Key Considerations for Building Your 2019 Distribution Strategy
“The ideal combination is to have highly competent digital capabilities that drive lots of online sales along with a set of offline capabilities that ensure you are maintaining strong relationships and delivering other value to customers.” – Your Amazon Business Playbook, A Strategic Evaluation for Distributors
2019 distribution strategies need to include leveraging technology in order to deliver better products, services, and solutions. Three key areas to address are:
- Inventory and warehouse management
- Customer experience and satisfaction
Technology Trends in the Distribution Industry
Not surprisingly, technology trends for distribution are aligned with industry executives’ priorities. For the third year in a row, distributors’ top priorities for technology in 2018 were to incorporate e-commerce, CRM and mobile technology for sales. Also among their plans are Cloud/SaaS systems, finance/accounting technology and other programs.
Other trends include:
- 38% of surveyed executives planned to improve e-commerce in 2018
- 32% of surveyed executives planned to add new sales channels in 2018
Inventory and warehouse management
Better inventory management came in fourth on the top list of priorities for businesses in the industry in 2018 – behind revenue growth, increasing profitability and customer retention.
If you’re in the industry, you already know that inventory management is essential to increasing profitability and customer satisfaction. For growing businesses, this is easier said than done. Learn more about inventory management in our recent post: Inventory Planning: Finding the Right Balance for Your Business.
Business leaders who find themselves asking, “How do I manage my inventory better?” know they need to improve but are unsure how to do so. To get started with better warehouse inventory management, follow these four steps:
- Understand your inventory
- Re-evaluate your warehouse
- Add barcodes
- Implement systems to help you manage
Learn more about the steps needed to improve your inventory and download our PDF checklist in our recent post: How to Get Started with Better Warehouse Inventory Management.
Top priorities for industry executives include revenue growth and increasing profitability. Before you can tackle a strategy for growth and profitability, you need a clear picture of your business from a financial standpoint. Businesses using technology that connects back office accounting and finance with inventory management and order fulfillment, among other functions, have a distinct advantage of being able to make smarter, data-driven decisions.
Customer experience and satisfaction
Johnny Morris, founder of Bass Pro – the second-fastest growing retailer in the country in 2018 – attributed their success to focusing on customer experience. “This recognition is a tribute to all of our remarkable and passionate outfitters who work hard every day to make sure every customer experience is a positive one.”

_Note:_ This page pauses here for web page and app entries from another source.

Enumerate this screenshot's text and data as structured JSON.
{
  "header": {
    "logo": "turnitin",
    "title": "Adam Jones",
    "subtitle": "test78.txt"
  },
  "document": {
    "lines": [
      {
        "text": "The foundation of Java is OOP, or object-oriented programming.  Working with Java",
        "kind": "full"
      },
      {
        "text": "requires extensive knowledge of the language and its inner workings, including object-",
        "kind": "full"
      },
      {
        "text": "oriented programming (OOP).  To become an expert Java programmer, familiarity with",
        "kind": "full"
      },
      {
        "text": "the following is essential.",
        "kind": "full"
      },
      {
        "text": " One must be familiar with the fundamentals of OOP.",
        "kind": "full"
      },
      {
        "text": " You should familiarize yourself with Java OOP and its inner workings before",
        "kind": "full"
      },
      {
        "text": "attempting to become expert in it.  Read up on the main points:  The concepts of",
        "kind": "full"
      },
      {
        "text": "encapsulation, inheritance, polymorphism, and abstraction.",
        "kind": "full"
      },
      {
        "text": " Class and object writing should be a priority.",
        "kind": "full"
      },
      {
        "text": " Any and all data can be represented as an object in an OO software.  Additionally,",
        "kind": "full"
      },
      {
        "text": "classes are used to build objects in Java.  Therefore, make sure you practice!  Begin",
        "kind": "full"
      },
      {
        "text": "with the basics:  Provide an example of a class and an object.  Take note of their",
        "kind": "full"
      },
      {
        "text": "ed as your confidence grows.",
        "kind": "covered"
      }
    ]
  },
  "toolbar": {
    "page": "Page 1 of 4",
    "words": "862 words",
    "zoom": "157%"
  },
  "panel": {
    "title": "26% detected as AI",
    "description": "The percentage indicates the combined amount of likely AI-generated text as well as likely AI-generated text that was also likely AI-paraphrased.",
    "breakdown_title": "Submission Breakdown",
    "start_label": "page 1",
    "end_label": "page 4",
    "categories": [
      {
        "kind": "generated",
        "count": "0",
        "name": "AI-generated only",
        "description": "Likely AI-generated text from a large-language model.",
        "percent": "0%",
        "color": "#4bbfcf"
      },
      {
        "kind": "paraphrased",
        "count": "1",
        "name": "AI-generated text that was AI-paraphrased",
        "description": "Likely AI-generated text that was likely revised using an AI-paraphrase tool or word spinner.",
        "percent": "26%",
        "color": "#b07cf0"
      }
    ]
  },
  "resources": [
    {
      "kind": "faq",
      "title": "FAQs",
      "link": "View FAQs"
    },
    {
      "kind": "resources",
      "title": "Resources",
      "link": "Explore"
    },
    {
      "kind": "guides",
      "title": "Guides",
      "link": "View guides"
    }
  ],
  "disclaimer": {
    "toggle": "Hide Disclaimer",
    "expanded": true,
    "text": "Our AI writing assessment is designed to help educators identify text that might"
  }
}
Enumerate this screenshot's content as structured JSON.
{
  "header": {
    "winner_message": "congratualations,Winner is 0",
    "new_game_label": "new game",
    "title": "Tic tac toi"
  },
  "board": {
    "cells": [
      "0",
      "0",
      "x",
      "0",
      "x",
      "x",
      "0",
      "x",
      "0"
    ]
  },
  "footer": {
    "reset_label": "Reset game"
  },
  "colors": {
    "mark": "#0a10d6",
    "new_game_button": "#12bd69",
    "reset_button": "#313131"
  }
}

One of the biggest impacts Amazon has had on the world is changing customer expectations. In an age where Amazon customers can have almost anything they desire delivered in two days – or two hours in some cities with Prime Now – our expectations have been significantly altered. Those expectations permeate through to our business interactions. In 2018, both B2C and B2B customers expect an exceptional customer experience and they expect it fast.
Bringing it All Together
Amazon’s impact is no longer confined to the B2C space. Distributors that want to stay alive, and profitable, in the B2B market need to address key factors in their 2019 distribution strategy and execution, including:
- Implementing technology fit for the Amazon Age
- Offering an exceptional customer experience from start to finish
- Putting in place best practices in the areas of inventory management, warehouse management and finance – and using modern technology to center these processes around the customer.